Maeda began his career studying software engineering at MIT and has moved through various positions in design and business. In 2007, he spoke at TED about “Designing for Simplicity,” a topic on which he had already written the book The Laws of Simplicity.
Currently, John Maeda is Global Head, Computational Design and Inclusion at Automattic, where he launched the site Design.blog that features articles contributed by other Automattic employees, who refer to themselves as Automatticians. In one of Maeda’s first posts on the site, he preaches the importance of coding knowledge and the ability that Open Source gives for a wide population outside of academia to obtain that knowledge.
For someone with as much acclaim as Maeda, he is incredibly down-to-earth. Before the presentation commenced, Maeda went up on stage to comment on how empty the first few rows were – “people pay thousands of dollars to sit in the front” – then proceeded to usher the incoming audience members into these seats, continuing even after Youngmoo Kim, the Director of the ExCITe Center, began the program. His presentation was casual. At the start, Maeda wrote his phone number at the top of the screen for the introverts in the crowd who wanted to participate in the Q&A session later without having to stand at the microphone.
During the presentation, Maeda conveyed the importance of training more artists and designers who can write code. The fight to intermingle these separate disciplines is one Maeda has fought for quite some time within the education system. Now, in his position at Automattic, Maeda is looking toward Open Source as an opportunity for an even wider, more diverse group of people (in all senses – race, gender, income, career background) to develop coding skills.

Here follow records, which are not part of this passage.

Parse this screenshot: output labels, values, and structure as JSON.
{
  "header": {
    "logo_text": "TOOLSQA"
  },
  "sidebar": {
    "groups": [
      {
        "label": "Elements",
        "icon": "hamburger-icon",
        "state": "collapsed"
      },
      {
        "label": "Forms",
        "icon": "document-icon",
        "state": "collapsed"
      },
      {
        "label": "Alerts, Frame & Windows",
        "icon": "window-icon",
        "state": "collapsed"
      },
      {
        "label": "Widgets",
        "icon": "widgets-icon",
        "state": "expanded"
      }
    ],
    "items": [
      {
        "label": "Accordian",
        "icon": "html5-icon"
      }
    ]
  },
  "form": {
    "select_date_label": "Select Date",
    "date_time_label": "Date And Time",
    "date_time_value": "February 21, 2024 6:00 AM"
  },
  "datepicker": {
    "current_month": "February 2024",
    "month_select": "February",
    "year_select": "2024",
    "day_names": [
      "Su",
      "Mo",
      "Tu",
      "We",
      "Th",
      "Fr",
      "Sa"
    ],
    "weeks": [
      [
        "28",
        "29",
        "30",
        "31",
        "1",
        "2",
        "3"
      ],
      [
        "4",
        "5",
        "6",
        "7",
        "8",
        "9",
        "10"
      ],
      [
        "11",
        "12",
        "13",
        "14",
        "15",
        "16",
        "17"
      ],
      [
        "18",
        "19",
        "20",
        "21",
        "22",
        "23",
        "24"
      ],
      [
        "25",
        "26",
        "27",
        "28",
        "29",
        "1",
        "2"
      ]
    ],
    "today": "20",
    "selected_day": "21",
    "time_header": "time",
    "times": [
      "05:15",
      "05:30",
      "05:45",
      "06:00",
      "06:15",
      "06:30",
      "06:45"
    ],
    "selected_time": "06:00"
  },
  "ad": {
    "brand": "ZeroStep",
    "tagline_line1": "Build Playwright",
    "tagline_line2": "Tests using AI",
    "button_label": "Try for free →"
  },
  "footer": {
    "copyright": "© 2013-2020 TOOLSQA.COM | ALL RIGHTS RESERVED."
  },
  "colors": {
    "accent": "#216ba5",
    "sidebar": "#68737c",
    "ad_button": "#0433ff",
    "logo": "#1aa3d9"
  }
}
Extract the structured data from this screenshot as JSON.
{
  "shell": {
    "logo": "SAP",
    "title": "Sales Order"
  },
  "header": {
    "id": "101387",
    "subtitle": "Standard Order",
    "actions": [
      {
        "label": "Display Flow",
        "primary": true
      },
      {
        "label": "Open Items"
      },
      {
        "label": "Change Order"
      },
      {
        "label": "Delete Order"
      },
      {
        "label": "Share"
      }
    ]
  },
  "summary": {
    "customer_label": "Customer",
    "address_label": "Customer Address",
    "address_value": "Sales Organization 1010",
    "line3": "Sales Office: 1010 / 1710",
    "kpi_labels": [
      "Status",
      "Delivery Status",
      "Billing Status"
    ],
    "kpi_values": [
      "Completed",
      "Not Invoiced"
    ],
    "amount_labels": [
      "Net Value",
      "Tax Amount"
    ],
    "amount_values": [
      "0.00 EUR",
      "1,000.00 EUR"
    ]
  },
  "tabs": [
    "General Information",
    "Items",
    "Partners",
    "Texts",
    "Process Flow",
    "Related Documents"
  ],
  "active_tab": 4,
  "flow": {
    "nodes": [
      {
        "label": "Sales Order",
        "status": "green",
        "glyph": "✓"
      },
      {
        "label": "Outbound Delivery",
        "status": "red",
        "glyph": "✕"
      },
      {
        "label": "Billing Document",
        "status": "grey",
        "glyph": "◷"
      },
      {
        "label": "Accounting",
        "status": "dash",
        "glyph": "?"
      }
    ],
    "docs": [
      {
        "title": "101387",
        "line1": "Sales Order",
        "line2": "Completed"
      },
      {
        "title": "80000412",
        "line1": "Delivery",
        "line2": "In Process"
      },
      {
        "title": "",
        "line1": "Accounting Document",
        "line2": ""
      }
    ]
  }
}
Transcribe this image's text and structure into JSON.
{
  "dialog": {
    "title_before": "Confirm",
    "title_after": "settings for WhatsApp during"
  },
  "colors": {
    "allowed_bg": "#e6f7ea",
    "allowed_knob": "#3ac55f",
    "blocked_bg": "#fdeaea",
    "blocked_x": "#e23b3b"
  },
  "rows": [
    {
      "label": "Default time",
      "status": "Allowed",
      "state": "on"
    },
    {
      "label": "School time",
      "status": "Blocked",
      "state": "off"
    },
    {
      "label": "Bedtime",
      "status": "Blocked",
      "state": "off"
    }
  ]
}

Maeda also spoke about the disruptions of hierarchical organizations that has come with emerging technology – citing smartphones specifically for revolutionizing on a massive scale the way people connect with one another for both personal and business reasons. This widespread use, Maeda said, has made the focus on design a necessity in our culture. However, with organizational structures shifting to allow quicker and more direct interaction with people at all levels and industries becoming a place for individuals to act as leaders themselves, now is as critical a time as ever for individuals to have the wide range of skills that come with a dual design and technology background. Even if the work you end up doing consists of only one or the other, having knowledge in both will allow you to better communicate with your peers.
Drexel’s ExCITe Center has graciously made the stream of the entire presentation and Q&A session available to watch on Youtube:
ExCITe Center’s next Learning Innovation presentation will happen March 21st, with Mizuko Ito discussing youth education and digital media.